§ **Requirement**
This exercise asks for a copy of each line in the records below with the word "退订管理" in it.

§ **Given records**

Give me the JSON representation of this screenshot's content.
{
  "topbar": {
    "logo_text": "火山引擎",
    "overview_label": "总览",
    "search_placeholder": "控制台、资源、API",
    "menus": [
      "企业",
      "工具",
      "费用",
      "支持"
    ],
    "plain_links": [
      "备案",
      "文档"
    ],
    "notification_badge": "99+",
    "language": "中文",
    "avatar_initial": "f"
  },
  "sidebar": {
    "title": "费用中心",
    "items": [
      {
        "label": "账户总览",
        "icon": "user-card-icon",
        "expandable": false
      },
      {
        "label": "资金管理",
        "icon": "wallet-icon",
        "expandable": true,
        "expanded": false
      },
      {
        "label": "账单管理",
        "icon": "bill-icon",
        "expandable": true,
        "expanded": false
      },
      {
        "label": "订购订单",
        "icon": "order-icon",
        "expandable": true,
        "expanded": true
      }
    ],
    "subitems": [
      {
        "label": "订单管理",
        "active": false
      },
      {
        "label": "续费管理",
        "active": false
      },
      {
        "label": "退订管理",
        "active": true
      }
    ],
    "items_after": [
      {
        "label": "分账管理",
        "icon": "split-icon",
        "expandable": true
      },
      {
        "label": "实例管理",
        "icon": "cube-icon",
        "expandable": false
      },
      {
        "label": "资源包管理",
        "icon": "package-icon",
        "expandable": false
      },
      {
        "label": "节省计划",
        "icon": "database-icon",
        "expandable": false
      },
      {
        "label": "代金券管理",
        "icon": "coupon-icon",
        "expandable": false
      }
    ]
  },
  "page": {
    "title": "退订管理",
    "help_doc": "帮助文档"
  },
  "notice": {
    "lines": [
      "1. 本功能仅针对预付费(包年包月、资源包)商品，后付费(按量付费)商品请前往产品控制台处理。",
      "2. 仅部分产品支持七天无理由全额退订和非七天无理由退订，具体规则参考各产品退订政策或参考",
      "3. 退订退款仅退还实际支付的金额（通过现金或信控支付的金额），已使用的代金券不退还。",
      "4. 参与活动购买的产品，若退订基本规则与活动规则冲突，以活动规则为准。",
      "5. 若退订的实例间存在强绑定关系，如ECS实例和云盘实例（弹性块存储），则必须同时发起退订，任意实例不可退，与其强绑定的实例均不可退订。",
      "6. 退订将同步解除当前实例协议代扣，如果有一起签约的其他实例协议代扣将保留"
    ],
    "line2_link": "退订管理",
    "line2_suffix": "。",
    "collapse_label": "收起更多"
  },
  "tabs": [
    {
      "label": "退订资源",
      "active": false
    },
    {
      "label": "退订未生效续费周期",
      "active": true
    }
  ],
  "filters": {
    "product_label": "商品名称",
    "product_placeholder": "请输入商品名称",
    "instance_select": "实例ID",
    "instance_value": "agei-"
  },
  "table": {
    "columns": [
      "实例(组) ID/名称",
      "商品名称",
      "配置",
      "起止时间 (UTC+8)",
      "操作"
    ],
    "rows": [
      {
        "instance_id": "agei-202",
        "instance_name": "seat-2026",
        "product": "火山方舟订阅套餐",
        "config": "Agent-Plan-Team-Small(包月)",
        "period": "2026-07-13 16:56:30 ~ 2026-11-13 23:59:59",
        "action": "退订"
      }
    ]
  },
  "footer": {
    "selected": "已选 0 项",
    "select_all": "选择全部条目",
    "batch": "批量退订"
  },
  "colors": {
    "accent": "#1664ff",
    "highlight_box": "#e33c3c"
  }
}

§ **Exercise output**
        "label": "退订管理",
    "title": "退订管理",
    "line2_link": "退订管理",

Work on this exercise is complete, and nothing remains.